◆ PROBLEM STATEMENT ◆
In the answer, give only the lines from the one containing "Parse this screenshot: output" to the end of the listing below, each reproduced word for word.

┄┄┄┄┄┄

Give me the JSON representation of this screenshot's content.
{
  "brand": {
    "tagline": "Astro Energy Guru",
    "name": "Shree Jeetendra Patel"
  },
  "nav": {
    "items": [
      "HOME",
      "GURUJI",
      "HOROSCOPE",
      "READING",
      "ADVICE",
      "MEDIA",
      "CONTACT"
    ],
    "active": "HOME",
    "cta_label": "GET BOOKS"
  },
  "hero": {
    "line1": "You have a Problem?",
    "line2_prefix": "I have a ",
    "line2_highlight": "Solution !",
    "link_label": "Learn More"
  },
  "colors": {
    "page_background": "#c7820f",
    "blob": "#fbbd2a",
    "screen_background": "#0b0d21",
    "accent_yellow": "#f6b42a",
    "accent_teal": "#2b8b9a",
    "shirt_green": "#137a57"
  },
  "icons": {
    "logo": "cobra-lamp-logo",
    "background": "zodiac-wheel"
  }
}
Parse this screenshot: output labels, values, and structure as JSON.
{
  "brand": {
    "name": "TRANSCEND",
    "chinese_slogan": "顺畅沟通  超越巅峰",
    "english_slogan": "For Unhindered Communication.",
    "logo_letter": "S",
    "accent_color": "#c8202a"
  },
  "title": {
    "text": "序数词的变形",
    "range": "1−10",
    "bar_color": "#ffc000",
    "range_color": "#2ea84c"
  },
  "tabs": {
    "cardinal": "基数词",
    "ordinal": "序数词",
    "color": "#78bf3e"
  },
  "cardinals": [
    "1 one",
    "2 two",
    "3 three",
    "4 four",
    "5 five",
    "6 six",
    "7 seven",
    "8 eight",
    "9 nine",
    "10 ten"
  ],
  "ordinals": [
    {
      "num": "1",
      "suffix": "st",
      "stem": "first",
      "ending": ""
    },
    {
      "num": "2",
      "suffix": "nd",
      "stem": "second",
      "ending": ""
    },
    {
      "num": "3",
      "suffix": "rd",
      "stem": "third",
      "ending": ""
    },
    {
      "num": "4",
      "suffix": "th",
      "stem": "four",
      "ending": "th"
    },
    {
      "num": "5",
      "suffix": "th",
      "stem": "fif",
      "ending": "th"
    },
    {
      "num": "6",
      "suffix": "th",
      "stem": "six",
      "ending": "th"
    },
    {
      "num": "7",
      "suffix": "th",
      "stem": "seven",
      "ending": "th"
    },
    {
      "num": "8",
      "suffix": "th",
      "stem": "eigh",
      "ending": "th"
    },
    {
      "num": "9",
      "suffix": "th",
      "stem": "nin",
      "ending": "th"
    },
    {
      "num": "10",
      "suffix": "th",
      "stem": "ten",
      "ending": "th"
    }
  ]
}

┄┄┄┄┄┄

◆ ANSWER SPACE ◆
Parse this screenshot: output labels, values, and structure as JSON.
{
  "brand": {
    "name": "TRANSCEND",
    "chinese_slogan": "顺畅沟通  超越巅峰",
    "english_slogan": "For Unhindered Communication.",
    "logo_letter": "S",
    "accent_color": "#c8202a"
  },
  "title": {
    "text": "序数词的变形",
    "range": "1−10",
    "bar_color": "#ffc000",
    "range_color": "#2ea84c"
  },
  "tabs": {
    "cardinal": "基数词",
    "ordinal": "序数词",
    "color": "#78bf3e"
  },
  "cardinals": [
    "1 one",
    "2 two",
    "3 three",
    "4 four",
    "5 five",
    "6 six",
    "7 seven",
    "8 eight",
    "9 nine",
    "10 ten"
  ],
  "ordinals": [
    {
      "num": "1",
      "suffix": "st",
      "stem": "first",
      "ending": ""
    },
    {
      "num": "2",
      "suffix": "nd",
      "stem": "second",
      "ending": ""
    },
    {
      "num": "3",
      "suffix": "rd",
      "stem": "third",
      "ending": ""
    },
    {
      "num": "4",
      "suffix": "th",
      "stem": "four",
      "ending": "th"
    },
    {
      "num": "5",
      "suffix": "th",
      "stem": "fif",
      "ending": "th"
    },
    {
      "num": "6",
      "suffix": "th",
      "stem": "six",
      "ending": "th"
    },
    {
      "num": "7",
      "suffix": "th",
      "stem": "seven",
      "ending": "th"
    },
    {
      "num": "8",
      "suffix": "th",
      "stem": "eigh",
      "ending": "th"
    },
    {
      "num": "9",
      "suffix": "th",
      "stem": "nin",
      "ending": "th"
    },
    {
      "num": "10",
      "suffix": "th",
      "stem": "ten",
      "ending": "th"
    }
  ]
}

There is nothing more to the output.